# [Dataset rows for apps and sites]
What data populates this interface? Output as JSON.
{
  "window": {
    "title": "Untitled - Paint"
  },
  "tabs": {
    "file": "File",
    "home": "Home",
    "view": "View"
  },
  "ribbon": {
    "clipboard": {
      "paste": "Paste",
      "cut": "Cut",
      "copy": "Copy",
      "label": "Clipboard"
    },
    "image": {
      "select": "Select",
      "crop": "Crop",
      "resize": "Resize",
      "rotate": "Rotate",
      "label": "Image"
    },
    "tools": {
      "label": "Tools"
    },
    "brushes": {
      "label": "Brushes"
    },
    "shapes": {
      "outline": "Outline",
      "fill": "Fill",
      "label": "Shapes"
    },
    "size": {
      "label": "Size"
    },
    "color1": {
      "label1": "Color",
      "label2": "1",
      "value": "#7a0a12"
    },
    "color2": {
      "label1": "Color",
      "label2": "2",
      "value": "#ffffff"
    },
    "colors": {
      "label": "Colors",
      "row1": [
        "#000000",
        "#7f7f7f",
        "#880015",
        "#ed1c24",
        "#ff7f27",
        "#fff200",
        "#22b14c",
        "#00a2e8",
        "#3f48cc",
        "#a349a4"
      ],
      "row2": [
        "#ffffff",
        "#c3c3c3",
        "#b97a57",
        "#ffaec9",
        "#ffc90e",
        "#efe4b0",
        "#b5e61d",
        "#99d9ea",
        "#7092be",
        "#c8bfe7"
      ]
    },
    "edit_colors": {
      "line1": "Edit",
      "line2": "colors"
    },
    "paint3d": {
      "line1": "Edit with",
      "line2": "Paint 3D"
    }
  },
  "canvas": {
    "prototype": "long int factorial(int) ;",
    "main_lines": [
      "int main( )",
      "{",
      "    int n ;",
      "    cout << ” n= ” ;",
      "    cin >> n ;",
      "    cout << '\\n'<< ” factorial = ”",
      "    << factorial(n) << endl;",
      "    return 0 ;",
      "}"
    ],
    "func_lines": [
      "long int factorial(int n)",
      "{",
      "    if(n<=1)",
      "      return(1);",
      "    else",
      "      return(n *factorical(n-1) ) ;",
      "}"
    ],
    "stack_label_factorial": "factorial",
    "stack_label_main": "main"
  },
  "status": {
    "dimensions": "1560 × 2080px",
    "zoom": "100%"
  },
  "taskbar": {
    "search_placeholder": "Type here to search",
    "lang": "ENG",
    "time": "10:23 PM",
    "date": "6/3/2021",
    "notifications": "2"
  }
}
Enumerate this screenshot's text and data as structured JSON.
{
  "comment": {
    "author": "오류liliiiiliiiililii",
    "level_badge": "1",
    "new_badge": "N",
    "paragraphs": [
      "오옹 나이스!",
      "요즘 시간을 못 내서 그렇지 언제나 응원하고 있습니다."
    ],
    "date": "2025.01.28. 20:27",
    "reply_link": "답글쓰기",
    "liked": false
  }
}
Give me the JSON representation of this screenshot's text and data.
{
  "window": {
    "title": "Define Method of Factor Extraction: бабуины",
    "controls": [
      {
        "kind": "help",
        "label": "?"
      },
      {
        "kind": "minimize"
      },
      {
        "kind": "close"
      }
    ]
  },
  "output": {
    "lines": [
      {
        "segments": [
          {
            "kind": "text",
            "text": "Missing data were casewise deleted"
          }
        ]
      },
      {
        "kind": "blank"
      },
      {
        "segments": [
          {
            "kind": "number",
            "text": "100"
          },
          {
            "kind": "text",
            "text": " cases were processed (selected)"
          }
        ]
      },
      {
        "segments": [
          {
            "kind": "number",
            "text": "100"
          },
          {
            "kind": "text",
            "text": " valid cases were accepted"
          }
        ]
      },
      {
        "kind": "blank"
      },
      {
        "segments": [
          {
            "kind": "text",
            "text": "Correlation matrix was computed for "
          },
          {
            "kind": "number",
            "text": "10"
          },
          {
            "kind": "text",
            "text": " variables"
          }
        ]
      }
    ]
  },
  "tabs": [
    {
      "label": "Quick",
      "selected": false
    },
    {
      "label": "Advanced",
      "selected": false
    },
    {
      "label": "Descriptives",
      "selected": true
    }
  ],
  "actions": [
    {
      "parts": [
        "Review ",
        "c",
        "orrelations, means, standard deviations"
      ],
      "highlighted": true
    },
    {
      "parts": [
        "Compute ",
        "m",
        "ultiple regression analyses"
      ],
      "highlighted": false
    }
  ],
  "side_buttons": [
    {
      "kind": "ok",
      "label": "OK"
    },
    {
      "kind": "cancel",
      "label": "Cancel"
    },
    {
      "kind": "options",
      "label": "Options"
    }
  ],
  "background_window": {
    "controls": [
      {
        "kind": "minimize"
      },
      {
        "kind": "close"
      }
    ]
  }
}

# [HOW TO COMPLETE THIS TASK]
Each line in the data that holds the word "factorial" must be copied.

# [SOLUTION TO THIS TASK]
    "prototype": "long int factorial(int) ;",
      "    cout << '\\n'<< ” factorial = ”",
      "    << factorial(n) << endl;",
      "long int factorial(int n)",
    "stack_label_factorial": "factorial",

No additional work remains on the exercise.